Is a Furnace Filter the Same as an Air Filter?
The straightforward answer is, yes. In HVAC, a furnace filter and an air filter or air conditioning filter are essentially the same thing. While people might refer to them differently based on the current season— warm or chilly months—they are all filters that clean the air in your home.
They each eliminate dust, allergens, bacteria and other contaminants from the air that is drawn into the furnace and air conditioning system, making certain the air circulating throughout your home is clean and safe.
What Is a MERV Rating and What MERV Rating Do I Need?
Once you track down your old furnace filter and decide when it should be changed, it’s time to select a replacement. That means picking the level of filtration that you need. One way to do that is by picking an appropriate MERV rating for your needs.
MERV is an abbreviation for Minimum Efficiency Reporting Values. The MERV rating indicates the effectiveness of air filters at trapping airborne particles.

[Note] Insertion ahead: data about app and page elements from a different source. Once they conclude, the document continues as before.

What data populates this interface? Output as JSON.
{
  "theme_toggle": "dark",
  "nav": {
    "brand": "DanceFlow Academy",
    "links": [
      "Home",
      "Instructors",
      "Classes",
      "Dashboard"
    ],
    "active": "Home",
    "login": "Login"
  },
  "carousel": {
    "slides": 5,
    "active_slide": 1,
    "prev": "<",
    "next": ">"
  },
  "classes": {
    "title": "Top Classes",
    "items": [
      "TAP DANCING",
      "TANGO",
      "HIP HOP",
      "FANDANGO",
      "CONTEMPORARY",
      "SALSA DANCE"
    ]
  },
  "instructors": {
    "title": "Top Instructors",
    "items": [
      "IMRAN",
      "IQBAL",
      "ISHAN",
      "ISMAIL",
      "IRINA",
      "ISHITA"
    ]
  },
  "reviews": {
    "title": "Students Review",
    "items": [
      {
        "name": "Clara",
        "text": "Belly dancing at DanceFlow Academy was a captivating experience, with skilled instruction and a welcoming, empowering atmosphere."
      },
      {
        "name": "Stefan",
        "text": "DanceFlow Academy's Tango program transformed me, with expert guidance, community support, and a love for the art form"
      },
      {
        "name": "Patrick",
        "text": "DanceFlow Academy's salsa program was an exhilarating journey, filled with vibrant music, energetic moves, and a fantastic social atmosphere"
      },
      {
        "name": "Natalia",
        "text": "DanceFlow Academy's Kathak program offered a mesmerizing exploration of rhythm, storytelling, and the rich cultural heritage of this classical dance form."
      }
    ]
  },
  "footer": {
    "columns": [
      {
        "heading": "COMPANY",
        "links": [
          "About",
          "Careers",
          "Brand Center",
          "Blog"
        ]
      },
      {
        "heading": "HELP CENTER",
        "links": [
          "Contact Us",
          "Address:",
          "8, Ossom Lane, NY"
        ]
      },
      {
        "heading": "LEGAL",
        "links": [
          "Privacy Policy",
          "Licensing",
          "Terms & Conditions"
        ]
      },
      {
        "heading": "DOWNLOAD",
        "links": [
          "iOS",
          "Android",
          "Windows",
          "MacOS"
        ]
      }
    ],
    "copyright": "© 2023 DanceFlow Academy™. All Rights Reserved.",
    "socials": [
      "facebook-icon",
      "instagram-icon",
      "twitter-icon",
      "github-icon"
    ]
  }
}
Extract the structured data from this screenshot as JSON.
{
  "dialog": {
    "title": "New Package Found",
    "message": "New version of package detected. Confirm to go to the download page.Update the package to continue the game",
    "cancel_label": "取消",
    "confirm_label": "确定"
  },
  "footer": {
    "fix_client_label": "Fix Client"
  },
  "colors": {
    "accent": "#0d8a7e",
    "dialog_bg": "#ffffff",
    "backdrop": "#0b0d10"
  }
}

The rating scale ranges from 1 to 20, with bigger numbers indicating the power to filter small particles.
Experts say a filter with a MERV rating between 8 and 13 offers a good balance between having adequate indoor air quality without unnecessarily restricting airflow. However, people with specific health conditions may need to use a filter with a higher MERV rating.
Where to Insert the Air Filter in a Furnace or AC Unit
Putting an air filter in a furnace or air conditioner correctly is necessary for the efficient operation of the heating or cooling system. Air filters are supposed to face a particular direction, indicated by an arrow located on the side of the filter frame. The filter should be installed with this arrow pointing in the direction of the furnace or air conditioner, which is the direction of the airflow. If you're not sure about the airflow direction, it may be helpful to remember that air always moves from the return duct to the heat or cooling source. Therefore, make certain the arrow points at the furnace or air conditioning unit.
Many people are confused by which direction to face an air filter. To help remember, consider taking a quick picture with your mobile phone after the filter has been properly installed by a professional. Or, you also could ask a technician to use a marker to write on the outside of your furnace which direction the filter should point. A handy time to do this is during a scheduled furnace maintenance appointment.
How to Replace Your Furnace Air Filter
Changing the filter on your furnace or air conditioning system is a quick and easy process. Here is a step-by-step list of how to retreive a dirty air filter and replace it with a new one:
- Turn off your furnace: Make a point to shut off your furnace before beginning the process.
- Look for the furnace filter: Typically, the filter is found within the furnace or in the air return vent. Take note of which direction the arrow points on the filter, because you’ll want the arrow on the new filter to point similarly.
- Slide out the old filter: Be diligent not to knock out any dust or dirt.
- Document the date: Write down the date you changed filters on the new filter's frame. This will help you keep track of when it's time for the next change.
- Slide in new filter: Put in the new filter with the arrow pointing in the direction of the furnace, which is the direction of airflow and should be the same direction the arrow pointed on your last filter.
- Secure the filter: Make sure the new filter fits correctly and close any latches or clips that secure it in the unit.
- Turn on your furnace: Once the clean filter is properly secured, you can turn your furnace back on.
Can a Dirty Air Filter Damage My Furnace?
The shortest answer is, yes, a dirty air filter can cause a furnace to cease working or limit its lifespan. Changing your furnace or AC filter is one of the easiest things you can do to keep your system running efficiently.